Years ago, one of us (Hahn) helped write a “friend of the court” brief for the U.S. Supremes in a case called Granholm v. Heald [Download Here], in which out-of-state wineries challenged state laws that discriminated against direct shipments to in-state consumers. Six high-profile economists, including three Nobel laureates (George Akerlof, Daniel McFadden and Vernon Smith), signed that brief.
Now what, you might ask, did these economists know about wine that would be of interest to the court? One of them (McFadden) actually owned a vineyard in the Napa Valley. But then, in wine-crazed California, so did a lot of other well-heeled professionals. What sets economists apart is their skepticism about regulations that restrain competition, and few industries are as heavily regulated by government as the wine and spirits business.
Of course, states have some legitimate interests here – even economists, it’s fair to say, would like to keep alcohol out of the hands of teenagers who drive cars. But in the wake of the repeal of Prohibition (77 years ago), a host of economic players ranging from alcoholic beverage distributors to panhandling politicians conspired to create a web of restrictions designed to reduce competition – and thereby to feather their own nests. In this spirit, many states barred out-of-state producers from skipping the middleman and delivering wine direct to customers’ doors. Out-of-staters, it seems, would be ever so much more careless than the locals in handing over the stuff to kiddies.
The economists’ brief didn’t challenge the states’ right to regulate alcohol sales, but did point out the illogic of discriminating against all those nice winemakers in California, Oregon and Washington. And when the Supremes ruled that in-state and out-of-state winemakers had to be treated alike, most of the offending states decided to end the discrimination rather than to ban direct delivery from in-state wineries.
Score one for economists – at least the ones who see competition as a key to innovation and growth, not to mention to the availability of full-bodied Syrahs with a hint of anise and pepper for less than $20 a bottle. But declaration of victory was premature. In 2006, the Massachusetts legislature struck back, deciding to allow only producers who make less than 30,000 gallons annually ship directly to consumers. Why 30,000 gallons? Maybe because it’s a nice round figure. More likely, because every winery in the Bay State produces less than 30,000 gallons a year, while many potential competitors from out-of-state produce more.
There’s a happy ending to this tale. A district federal judge decided the law violated the Interstate Commerce Clause. And on January 14, the U.S. Court of Appeals (First District) put a stake through the law’s protectionist heart [Download Here].

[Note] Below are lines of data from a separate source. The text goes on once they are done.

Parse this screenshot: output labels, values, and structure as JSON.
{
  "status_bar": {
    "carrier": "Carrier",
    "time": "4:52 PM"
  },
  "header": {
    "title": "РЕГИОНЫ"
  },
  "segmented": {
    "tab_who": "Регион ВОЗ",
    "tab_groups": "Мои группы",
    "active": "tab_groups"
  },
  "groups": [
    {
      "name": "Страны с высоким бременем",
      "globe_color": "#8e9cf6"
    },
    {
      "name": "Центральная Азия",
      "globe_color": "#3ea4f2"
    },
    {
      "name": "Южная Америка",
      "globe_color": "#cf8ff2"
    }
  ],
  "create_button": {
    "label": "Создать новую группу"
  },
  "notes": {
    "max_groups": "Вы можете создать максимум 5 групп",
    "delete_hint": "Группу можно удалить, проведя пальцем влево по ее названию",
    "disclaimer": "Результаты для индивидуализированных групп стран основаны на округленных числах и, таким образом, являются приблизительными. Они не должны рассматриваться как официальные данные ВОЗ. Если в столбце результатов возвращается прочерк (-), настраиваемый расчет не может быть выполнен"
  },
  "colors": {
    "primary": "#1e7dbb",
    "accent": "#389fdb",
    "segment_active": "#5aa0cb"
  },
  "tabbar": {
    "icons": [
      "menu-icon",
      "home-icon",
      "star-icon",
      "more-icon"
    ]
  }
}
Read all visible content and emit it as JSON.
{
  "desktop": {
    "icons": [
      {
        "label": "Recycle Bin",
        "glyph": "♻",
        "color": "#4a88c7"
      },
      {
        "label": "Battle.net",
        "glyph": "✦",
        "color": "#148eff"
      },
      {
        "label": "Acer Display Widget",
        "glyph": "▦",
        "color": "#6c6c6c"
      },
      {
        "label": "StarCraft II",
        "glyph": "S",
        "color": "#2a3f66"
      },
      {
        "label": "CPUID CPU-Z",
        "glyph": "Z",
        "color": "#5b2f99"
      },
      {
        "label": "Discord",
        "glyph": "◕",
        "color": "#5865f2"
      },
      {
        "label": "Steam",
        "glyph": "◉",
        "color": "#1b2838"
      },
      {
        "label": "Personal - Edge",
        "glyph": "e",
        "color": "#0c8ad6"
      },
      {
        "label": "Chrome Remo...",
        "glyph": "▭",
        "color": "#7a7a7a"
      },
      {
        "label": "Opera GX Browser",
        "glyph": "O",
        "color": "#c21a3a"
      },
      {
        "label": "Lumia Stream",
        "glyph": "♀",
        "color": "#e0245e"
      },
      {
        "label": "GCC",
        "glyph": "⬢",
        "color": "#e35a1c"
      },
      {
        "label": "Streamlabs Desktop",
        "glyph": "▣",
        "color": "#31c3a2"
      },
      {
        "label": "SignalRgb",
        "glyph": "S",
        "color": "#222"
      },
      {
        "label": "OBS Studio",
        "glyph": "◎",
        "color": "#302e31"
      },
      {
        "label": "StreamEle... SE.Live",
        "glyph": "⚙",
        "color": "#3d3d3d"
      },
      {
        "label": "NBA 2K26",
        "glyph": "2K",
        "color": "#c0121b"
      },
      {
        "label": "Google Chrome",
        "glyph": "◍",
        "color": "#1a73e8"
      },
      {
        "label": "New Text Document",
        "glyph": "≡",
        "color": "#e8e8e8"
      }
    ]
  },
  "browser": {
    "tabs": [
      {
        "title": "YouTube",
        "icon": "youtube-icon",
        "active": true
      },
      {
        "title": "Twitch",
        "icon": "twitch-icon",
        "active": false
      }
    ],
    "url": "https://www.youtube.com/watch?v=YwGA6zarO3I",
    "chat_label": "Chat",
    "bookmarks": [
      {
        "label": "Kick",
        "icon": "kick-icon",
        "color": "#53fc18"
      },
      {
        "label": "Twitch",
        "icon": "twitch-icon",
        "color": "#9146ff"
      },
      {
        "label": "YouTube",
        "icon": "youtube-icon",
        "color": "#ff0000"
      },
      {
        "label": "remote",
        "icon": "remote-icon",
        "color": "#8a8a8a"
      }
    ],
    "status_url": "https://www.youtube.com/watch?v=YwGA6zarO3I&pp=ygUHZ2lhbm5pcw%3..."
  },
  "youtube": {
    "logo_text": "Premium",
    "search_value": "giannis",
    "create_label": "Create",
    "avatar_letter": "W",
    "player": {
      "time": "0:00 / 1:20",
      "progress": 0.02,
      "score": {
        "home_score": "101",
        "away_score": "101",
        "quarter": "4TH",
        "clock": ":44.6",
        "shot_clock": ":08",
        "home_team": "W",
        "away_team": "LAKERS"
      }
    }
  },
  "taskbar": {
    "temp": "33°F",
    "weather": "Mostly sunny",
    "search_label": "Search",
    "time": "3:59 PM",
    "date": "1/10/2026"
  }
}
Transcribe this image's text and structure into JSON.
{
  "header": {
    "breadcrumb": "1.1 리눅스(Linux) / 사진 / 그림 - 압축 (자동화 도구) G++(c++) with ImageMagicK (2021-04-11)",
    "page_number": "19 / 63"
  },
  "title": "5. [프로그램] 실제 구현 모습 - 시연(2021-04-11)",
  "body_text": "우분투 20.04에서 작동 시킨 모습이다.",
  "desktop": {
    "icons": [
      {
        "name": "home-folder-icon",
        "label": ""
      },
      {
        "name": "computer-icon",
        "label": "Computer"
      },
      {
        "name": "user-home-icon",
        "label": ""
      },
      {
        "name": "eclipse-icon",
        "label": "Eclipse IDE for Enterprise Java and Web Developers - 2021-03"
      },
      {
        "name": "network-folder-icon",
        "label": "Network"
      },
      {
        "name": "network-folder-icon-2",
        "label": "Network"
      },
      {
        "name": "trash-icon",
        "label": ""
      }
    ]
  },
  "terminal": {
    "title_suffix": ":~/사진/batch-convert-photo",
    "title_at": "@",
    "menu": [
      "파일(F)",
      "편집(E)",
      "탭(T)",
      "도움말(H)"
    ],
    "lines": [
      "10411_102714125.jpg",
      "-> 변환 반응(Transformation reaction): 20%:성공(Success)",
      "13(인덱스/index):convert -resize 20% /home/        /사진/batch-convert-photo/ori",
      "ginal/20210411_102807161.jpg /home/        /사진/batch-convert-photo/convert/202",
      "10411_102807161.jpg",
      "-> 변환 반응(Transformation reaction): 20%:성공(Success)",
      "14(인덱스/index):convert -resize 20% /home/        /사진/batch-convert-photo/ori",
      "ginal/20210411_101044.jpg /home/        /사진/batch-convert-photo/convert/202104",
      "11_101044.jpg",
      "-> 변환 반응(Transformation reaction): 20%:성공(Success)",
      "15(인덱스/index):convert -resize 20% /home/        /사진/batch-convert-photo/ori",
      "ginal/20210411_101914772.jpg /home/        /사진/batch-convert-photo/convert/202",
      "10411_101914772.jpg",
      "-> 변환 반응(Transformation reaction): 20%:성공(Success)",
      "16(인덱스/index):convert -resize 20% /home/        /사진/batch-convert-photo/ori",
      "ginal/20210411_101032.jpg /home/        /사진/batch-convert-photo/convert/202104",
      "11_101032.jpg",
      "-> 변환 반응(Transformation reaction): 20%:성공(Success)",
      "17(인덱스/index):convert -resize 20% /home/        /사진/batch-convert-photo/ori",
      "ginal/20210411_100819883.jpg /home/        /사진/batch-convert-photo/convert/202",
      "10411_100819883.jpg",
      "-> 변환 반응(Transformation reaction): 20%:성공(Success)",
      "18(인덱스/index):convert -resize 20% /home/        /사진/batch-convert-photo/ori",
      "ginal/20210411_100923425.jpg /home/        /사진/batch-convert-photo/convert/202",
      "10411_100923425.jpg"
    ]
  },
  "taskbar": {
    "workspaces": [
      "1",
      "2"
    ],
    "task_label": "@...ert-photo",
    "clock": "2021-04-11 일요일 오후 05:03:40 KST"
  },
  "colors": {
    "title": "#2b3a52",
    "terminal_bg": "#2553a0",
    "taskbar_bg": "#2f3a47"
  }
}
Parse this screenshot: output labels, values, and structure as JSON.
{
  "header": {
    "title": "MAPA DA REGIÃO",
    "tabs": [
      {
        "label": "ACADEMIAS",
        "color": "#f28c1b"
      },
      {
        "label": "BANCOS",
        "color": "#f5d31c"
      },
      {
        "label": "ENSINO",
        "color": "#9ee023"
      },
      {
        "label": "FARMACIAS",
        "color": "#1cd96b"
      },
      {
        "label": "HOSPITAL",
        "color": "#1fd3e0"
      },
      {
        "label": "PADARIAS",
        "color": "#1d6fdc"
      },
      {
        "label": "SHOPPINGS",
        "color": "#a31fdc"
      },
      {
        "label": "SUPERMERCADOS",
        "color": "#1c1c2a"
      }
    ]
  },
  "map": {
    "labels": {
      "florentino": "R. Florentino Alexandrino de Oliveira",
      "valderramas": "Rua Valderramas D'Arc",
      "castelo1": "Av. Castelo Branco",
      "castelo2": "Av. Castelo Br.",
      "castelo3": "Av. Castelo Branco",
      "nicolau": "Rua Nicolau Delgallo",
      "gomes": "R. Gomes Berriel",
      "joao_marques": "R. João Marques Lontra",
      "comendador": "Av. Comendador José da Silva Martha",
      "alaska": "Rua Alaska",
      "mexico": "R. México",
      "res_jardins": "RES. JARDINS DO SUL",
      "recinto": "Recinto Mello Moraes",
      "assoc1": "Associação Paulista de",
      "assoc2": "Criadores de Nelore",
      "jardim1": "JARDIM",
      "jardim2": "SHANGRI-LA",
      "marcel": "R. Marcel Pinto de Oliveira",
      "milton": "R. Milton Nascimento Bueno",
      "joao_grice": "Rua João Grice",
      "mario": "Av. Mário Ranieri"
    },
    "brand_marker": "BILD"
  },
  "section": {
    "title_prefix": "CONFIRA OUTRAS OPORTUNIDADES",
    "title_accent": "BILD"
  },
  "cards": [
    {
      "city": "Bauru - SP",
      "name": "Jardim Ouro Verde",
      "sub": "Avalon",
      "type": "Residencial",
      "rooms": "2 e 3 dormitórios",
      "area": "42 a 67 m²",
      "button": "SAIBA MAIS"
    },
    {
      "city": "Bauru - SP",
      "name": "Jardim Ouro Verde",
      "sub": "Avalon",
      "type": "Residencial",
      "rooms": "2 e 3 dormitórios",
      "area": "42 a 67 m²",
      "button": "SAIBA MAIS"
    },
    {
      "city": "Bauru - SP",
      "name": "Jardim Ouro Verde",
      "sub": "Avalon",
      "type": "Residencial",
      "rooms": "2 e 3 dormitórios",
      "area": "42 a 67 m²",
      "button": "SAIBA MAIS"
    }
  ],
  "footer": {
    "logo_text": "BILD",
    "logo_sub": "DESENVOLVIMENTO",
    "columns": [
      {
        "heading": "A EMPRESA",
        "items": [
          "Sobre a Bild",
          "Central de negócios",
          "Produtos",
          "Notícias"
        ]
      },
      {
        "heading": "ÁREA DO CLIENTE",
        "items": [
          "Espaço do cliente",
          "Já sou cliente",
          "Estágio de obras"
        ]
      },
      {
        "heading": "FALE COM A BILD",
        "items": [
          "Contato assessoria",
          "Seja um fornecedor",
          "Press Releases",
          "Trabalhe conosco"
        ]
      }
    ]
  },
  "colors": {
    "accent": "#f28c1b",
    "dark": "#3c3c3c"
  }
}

What’s next? How about a law limiting direct-to-consumer sales to wineries that declare undying love for the Red Sox on their labels?